◆ DATA SHOWN ◆
Start of Block
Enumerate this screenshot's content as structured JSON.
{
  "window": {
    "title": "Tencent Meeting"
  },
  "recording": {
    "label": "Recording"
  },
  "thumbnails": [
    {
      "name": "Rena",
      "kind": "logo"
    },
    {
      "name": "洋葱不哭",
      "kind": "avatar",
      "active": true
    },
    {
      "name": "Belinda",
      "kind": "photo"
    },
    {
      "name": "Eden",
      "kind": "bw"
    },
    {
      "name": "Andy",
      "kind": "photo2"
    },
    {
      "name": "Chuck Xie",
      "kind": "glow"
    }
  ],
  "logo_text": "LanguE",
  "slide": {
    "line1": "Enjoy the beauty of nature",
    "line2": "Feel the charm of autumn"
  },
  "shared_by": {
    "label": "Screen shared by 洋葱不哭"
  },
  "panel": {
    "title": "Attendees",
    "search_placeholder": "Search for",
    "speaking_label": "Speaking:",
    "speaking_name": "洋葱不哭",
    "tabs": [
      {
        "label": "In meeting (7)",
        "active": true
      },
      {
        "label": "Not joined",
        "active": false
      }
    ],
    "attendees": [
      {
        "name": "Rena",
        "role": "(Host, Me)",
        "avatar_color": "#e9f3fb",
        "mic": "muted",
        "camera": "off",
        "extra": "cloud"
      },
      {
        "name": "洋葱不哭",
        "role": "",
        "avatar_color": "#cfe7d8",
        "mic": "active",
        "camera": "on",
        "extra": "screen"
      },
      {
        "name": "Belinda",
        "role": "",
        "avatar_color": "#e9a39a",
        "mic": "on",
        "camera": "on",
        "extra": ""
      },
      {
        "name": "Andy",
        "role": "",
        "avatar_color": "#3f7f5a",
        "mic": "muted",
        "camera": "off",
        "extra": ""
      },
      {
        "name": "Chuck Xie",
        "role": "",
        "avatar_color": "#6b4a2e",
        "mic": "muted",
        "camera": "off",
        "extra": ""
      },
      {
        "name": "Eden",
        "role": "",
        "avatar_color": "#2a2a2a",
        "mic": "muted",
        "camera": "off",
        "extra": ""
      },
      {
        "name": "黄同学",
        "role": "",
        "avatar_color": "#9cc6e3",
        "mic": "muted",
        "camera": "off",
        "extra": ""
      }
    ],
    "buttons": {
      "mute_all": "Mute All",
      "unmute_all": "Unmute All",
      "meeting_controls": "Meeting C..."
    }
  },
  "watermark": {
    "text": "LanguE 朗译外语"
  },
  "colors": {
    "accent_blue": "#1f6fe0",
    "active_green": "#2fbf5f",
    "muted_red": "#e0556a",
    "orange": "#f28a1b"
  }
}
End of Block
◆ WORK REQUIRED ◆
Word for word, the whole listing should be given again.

◆ RESPONSE AREA ◆
Enumerate this screenshot's content as structured JSON.
{
  "window": {
    "title": "Tencent Meeting"
  },
  "recording": {
    "label": "Recording"
  },
  "thumbnails": [
    {
      "name": "Rena",
      "kind": "logo"
    },
    {
      "name": "洋葱不哭",
      "kind": "avatar",
      "active": true
    },
    {
      "name": "Belinda",
      "kind": "photo"
    },
    {
      "name": "Eden",
      "kind": "bw"
    },
    {
      "name": "Andy",
      "kind": "photo2"
    },
    {
      "name": "Chuck Xie",
      "kind": "glow"
    }
  ],
  "logo_text": "LanguE",
  "slide": {
    "line1": "Enjoy the beauty of nature",
    "line2": "Feel the charm of autumn"
  },
  "shared_by": {
    "label": "Screen shared by 洋葱不哭"
  },
  "panel": {
    "title": "Attendees",
    "search_placeholder": "Search for",
    "speaking_label": "Speaking:",
    "speaking_name": "洋葱不哭",
    "tabs": [
      {
        "label": "In meeting (7)",
        "active": true
      },
      {
        "label": "Not joined",
        "active": false
      }
    ],
    "attendees": [
      {
        "name": "Rena",
        "role": "(Host, Me)",
        "avatar_color": "#e9f3fb",
        "mic": "muted",
        "camera": "off",
        "extra": "cloud"
      },
      {
        "name": "洋葱不哭",
        "role": "",
        "avatar_color": "#cfe7d8",
        "mic": "active",
        "camera": "on",
        "extra": "screen"
      },
      {
        "name": "Belinda",
        "role": "",
        "avatar_color": "#e9a39a",
        "mic": "on",
        "camera": "on",
        "extra": ""
      },
      {
        "name": "Andy",
        "role": "",
        "avatar_color": "#3f7f5a",
        "mic": "muted",
        "camera": "off",
        "extra": ""
      },
      {
        "name": "Chuck Xie",
        "role": "",
        "avatar_color": "#6b4a2e",
        "mic": "muted",
        "camera": "off",
        "extra": ""
      },
      {
        "name": "Eden",
        "role": "",
        "avatar_color": "#2a2a2a",
        "mic": "muted",
        "camera": "off",
        "extra": ""
      },
      {
        "name": "黄同学",
        "role": "",
        "avatar_color": "#9cc6e3",
        "mic": "muted",
        "camera": "off",
        "extra": ""
      }
    ],
    "buttons": {
      "mute_all": "Mute All",
      "unmute_all": "Unmute All",
      "meeting_controls": "Meeting C..."
    }
  },
  "watermark": {
    "text": "LanguE 朗译外语"
  },
  "colors": {
    "accent_blue": "#1f6fe0",
    "active_green": "#2fbf5f",
    "muted_red": "#e0556a",
    "orange": "#f28a1b"
  }
}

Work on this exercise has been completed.